What to produce: Go through the lines below and copy any that hold the string "this".

(Data about app and page elements)
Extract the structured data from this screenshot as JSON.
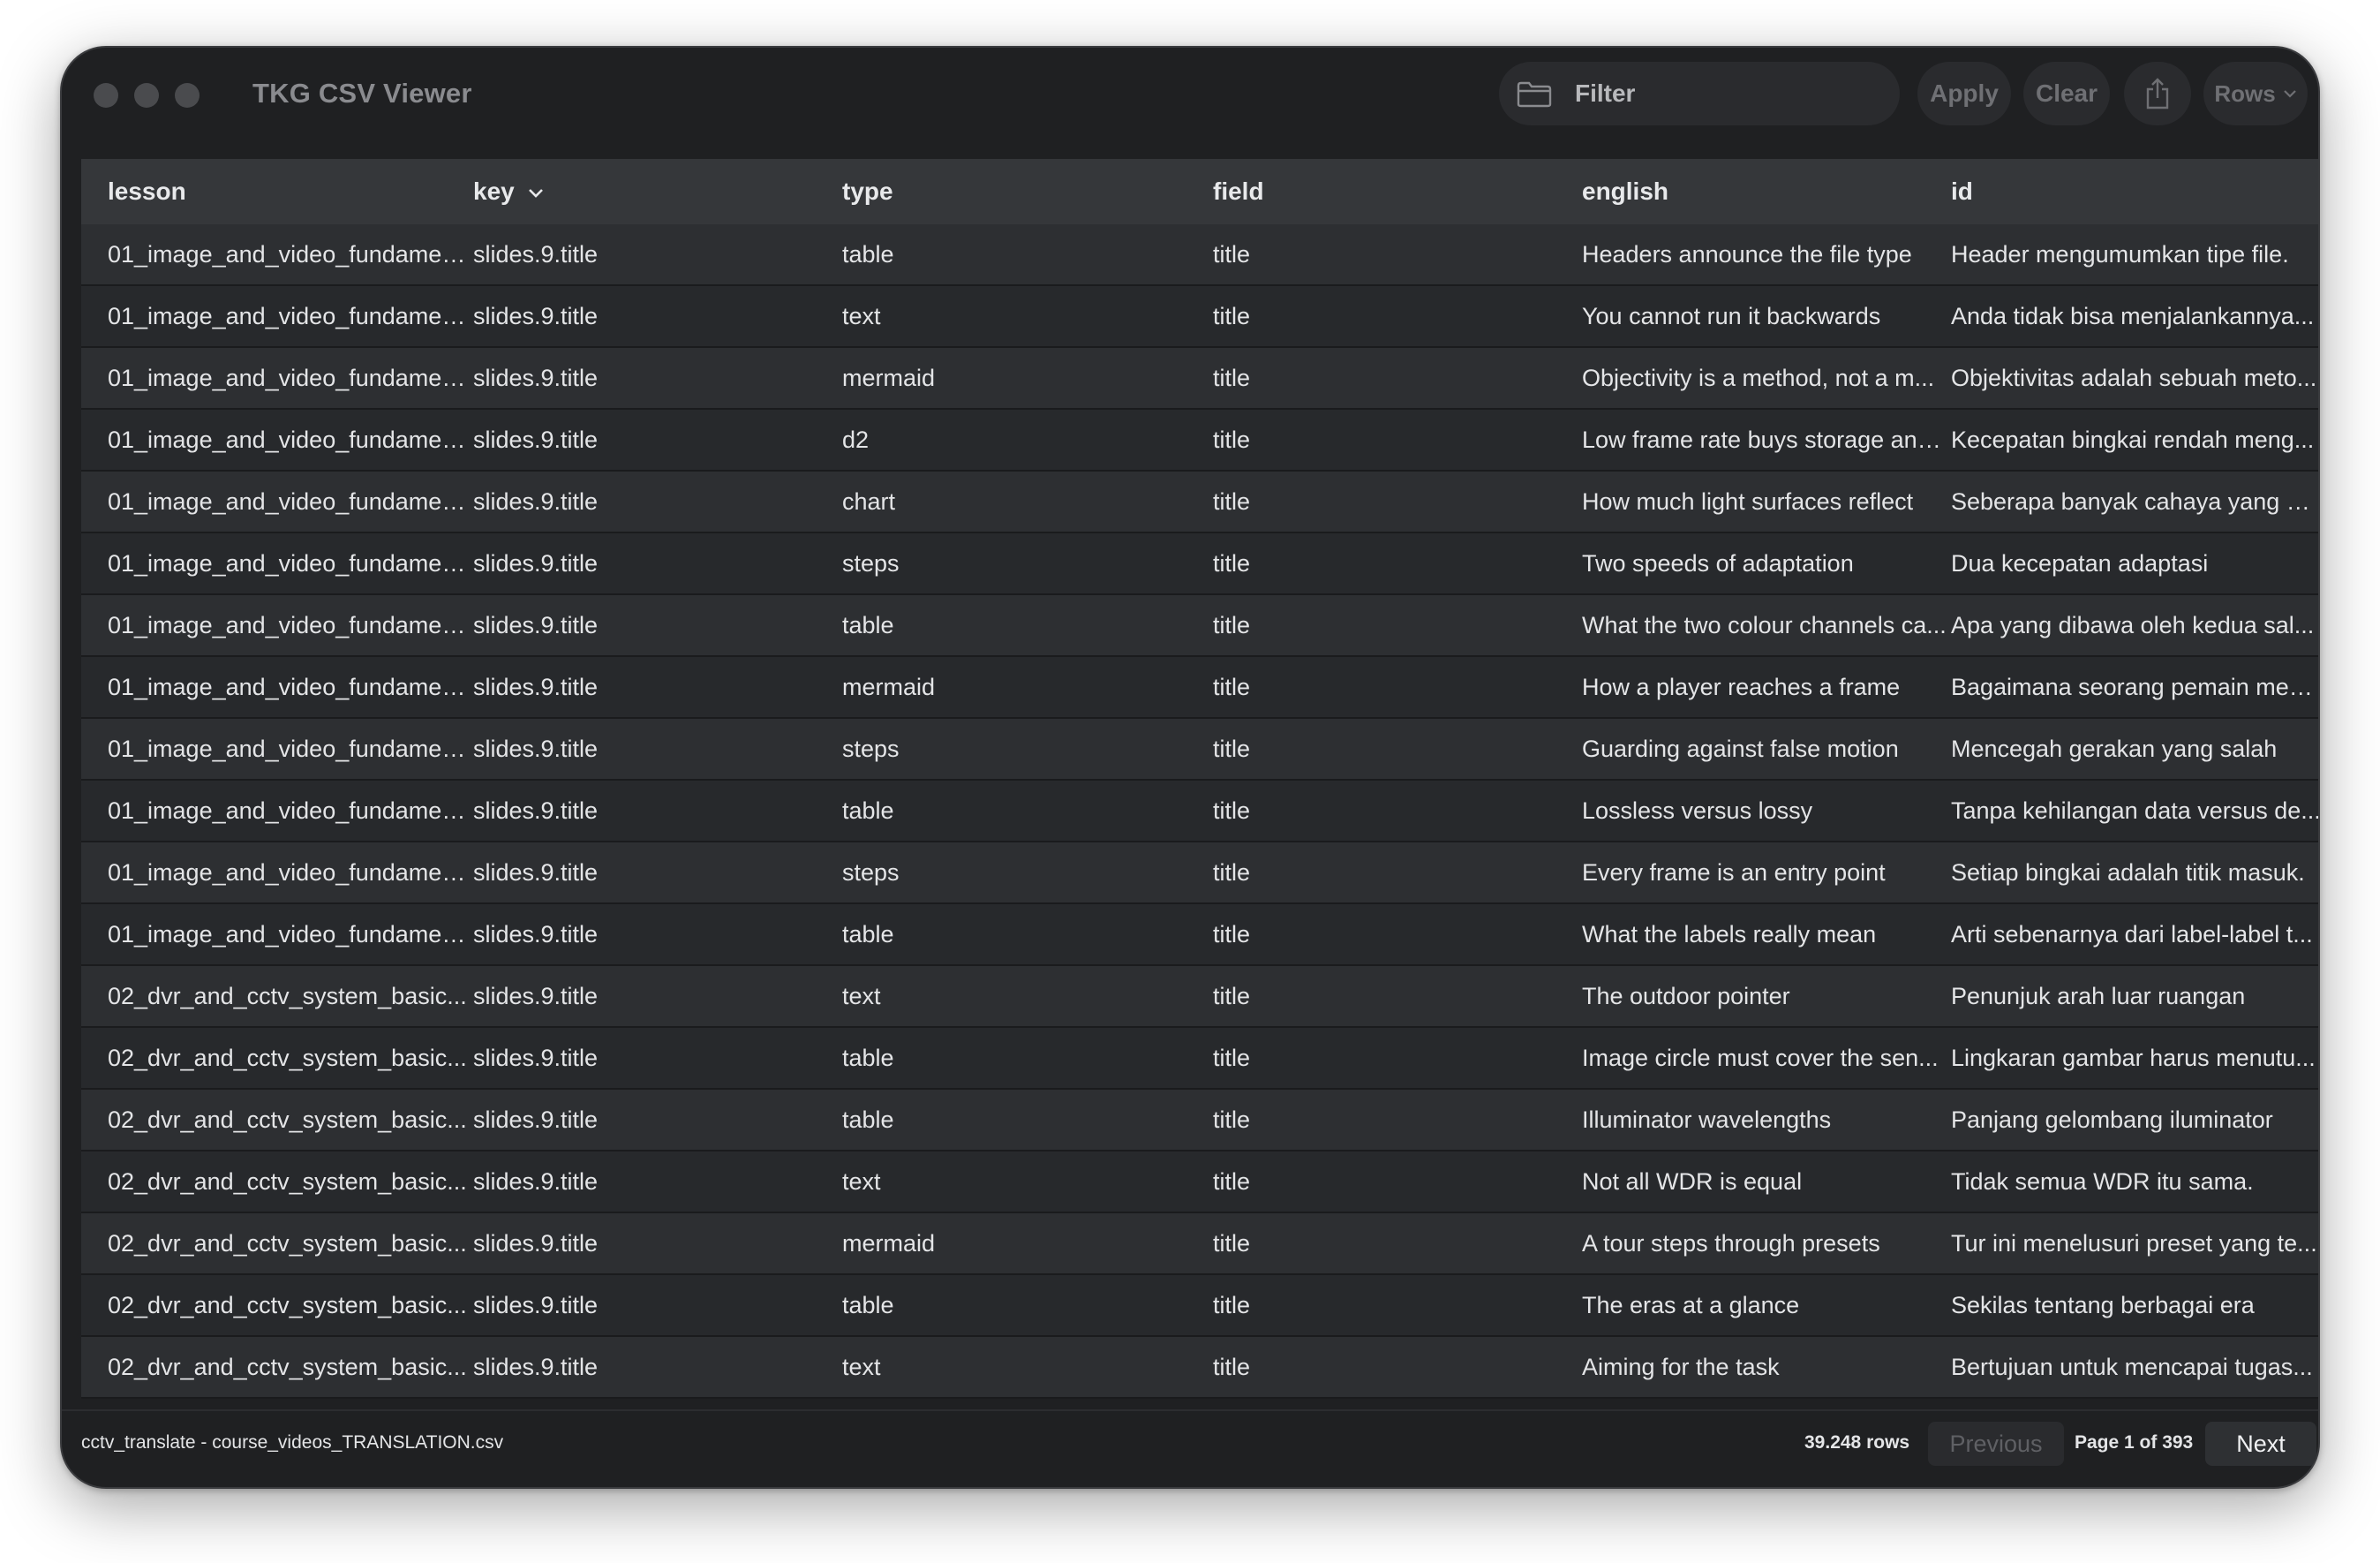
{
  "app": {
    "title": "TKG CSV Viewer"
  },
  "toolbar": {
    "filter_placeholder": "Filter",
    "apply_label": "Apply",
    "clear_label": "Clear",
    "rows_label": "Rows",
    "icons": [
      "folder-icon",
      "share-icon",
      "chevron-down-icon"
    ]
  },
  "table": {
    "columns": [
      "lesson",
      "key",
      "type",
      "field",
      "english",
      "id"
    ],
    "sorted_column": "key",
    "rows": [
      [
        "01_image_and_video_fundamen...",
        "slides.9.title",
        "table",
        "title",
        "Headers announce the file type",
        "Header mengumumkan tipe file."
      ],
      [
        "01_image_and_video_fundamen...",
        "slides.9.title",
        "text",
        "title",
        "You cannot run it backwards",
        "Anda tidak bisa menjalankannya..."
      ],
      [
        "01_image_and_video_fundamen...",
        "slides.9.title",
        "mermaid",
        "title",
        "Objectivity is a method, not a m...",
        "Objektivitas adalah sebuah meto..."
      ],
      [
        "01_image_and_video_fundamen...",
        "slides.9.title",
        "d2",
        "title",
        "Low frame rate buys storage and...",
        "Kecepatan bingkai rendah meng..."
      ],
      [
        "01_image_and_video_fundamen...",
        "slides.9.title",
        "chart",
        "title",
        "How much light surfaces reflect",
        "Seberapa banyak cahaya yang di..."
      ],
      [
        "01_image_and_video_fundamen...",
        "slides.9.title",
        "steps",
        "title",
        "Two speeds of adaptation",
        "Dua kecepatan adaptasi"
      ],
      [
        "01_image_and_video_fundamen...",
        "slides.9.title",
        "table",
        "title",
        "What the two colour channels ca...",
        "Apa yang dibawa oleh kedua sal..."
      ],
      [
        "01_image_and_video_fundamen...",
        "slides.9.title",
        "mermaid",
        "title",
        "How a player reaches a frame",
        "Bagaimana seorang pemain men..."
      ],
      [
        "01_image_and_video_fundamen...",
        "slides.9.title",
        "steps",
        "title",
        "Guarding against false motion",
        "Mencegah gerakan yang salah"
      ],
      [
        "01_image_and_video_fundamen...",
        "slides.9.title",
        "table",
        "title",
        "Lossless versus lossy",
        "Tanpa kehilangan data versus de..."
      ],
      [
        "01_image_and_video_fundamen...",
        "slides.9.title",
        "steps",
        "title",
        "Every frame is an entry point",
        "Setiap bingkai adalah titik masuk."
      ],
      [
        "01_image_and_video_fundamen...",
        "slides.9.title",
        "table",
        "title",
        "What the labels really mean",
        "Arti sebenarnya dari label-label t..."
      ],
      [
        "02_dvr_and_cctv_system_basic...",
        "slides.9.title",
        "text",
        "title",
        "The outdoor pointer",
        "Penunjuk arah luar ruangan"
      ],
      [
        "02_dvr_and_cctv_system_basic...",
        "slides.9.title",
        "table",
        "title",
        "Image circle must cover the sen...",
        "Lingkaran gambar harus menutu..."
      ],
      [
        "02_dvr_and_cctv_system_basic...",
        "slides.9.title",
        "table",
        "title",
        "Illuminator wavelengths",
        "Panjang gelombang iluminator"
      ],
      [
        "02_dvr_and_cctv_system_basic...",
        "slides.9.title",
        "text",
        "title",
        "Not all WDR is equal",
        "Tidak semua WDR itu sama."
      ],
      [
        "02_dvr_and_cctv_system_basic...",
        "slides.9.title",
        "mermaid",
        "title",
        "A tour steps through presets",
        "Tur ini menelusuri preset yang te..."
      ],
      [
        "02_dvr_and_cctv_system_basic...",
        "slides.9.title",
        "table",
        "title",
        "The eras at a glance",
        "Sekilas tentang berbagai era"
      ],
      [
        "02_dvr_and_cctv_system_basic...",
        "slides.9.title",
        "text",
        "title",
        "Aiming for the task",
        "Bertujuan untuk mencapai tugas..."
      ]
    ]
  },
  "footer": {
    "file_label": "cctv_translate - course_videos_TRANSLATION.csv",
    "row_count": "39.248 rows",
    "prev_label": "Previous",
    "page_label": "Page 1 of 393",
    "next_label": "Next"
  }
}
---
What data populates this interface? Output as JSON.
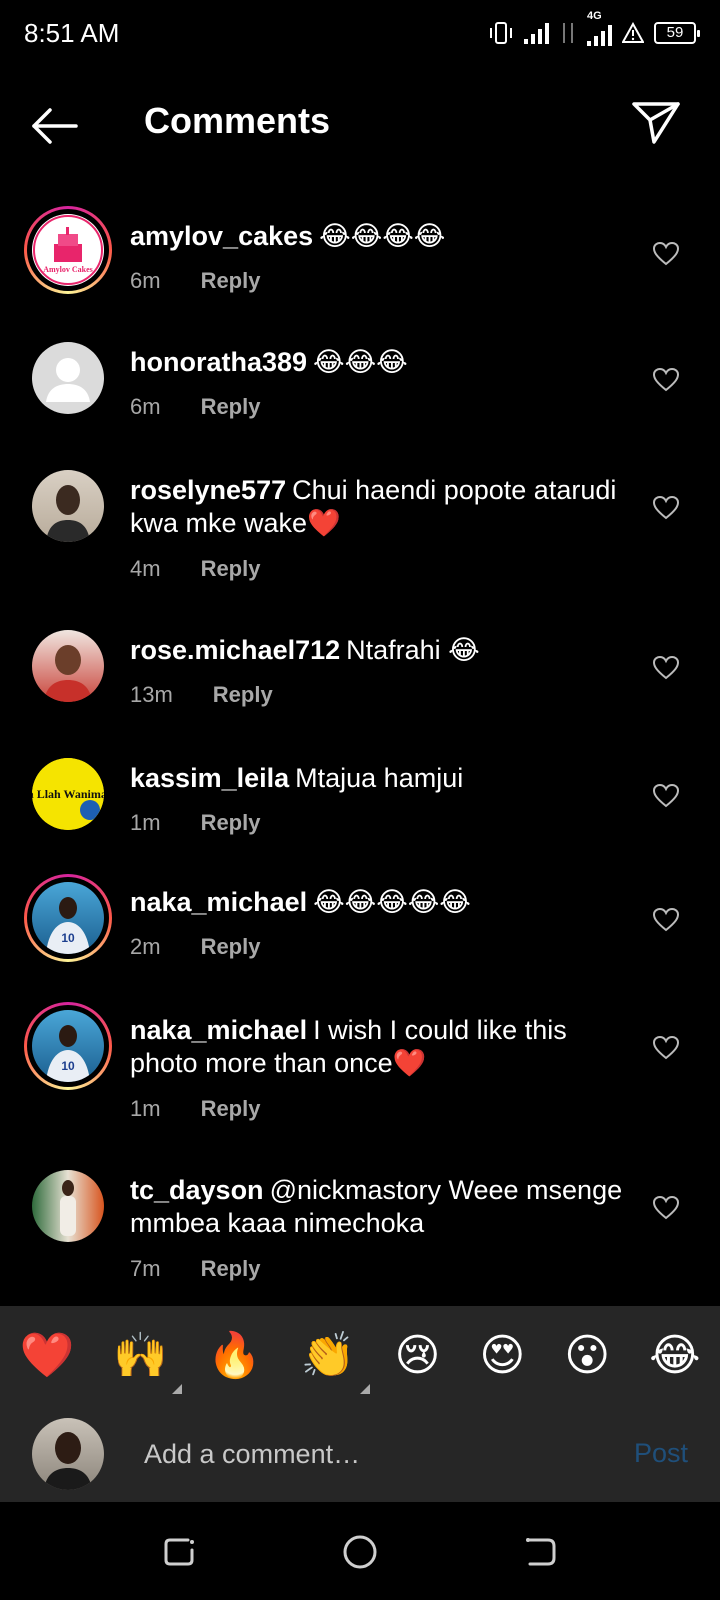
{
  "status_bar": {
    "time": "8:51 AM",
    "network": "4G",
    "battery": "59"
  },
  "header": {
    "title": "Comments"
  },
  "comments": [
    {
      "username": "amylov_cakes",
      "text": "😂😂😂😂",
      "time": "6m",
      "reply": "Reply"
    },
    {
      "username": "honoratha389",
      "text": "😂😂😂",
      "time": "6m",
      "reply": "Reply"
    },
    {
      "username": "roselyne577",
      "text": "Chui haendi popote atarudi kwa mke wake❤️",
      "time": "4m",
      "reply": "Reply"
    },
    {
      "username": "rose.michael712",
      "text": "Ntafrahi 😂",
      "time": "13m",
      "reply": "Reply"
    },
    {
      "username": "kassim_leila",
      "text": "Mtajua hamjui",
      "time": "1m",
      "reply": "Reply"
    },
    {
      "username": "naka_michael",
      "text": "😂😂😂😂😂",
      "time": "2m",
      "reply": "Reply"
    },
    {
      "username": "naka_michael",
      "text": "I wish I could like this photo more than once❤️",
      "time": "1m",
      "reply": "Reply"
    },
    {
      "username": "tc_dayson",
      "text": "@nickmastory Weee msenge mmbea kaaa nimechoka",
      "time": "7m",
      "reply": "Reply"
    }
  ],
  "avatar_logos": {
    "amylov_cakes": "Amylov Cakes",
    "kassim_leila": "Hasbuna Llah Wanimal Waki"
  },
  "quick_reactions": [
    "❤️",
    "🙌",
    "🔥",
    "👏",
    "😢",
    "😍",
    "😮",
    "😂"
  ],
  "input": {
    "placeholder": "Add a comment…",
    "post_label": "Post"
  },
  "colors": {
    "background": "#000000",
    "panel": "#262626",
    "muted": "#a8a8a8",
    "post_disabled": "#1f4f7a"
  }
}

Completed exercise:
Extract the structured data from this screenshot as JSON.
What data populates this interface? Output as JSON.
      "text": "I wish I could like this photo more than once❤️",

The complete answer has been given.